“We struggle with trust with Mr. McCarthy because time and again his viewpoints, his positions, they shift like sands underneath you,” Florida Rep. Matt Gaetz, one of the most prominent of this group, told reporters before the vote. “If you want to drain the swamp, you cannot put the biggest alligator in charge of the exercise.”
Arizona’s Andy Biggs won ten votes from the dissenting Republicans, while Ohio’s Jim Jordan took six. Although Jordan gave a speech endorsing McCarthy after the vote, it appeared to have the opposite effect on the hardliners, with Gaetz responding with a speech endorsing Jordan instead.
McCarthy told ABC News that the vote was “exactly what we thought it’d be,” accusing Gaetz’ caucus of “trying to fight for their own personal items instead of the country.”
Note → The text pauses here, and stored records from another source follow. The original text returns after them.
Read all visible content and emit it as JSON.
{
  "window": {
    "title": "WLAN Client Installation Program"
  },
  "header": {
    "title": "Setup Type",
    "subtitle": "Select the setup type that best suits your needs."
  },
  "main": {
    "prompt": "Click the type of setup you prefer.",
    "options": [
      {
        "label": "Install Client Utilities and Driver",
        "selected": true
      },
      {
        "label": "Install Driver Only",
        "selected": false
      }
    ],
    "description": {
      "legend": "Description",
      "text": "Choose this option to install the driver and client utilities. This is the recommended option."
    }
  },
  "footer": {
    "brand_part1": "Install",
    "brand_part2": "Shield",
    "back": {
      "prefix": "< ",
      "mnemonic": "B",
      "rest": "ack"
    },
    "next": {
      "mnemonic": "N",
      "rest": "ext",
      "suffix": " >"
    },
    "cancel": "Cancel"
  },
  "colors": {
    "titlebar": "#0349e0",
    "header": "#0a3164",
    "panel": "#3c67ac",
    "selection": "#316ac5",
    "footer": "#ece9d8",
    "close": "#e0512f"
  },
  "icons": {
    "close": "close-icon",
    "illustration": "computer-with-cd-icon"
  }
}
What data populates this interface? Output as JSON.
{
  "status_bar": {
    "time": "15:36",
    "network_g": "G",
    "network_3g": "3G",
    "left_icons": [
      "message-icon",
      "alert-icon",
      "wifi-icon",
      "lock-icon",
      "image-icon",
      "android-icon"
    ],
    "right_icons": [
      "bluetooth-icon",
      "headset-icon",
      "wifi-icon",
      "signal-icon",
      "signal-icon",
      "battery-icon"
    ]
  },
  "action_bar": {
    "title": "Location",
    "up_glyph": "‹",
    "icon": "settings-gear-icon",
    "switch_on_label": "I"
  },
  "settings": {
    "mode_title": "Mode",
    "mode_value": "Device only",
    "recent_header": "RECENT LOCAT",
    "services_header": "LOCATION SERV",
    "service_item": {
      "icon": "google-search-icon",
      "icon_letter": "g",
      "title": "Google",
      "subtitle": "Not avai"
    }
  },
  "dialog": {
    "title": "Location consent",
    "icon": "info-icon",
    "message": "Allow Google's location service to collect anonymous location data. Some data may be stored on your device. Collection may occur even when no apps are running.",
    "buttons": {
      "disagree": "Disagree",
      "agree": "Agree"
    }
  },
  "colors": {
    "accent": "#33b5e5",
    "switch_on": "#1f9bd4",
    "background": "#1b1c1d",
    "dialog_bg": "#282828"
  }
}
With no viable alternative, it is unclear how many rounds of voting will need to be held before a speaker is chosen. No other House business can take place until a leader is selected, meaning Congress could grind to a halt if the GOP doesn’t resolve the dissent in its ranks.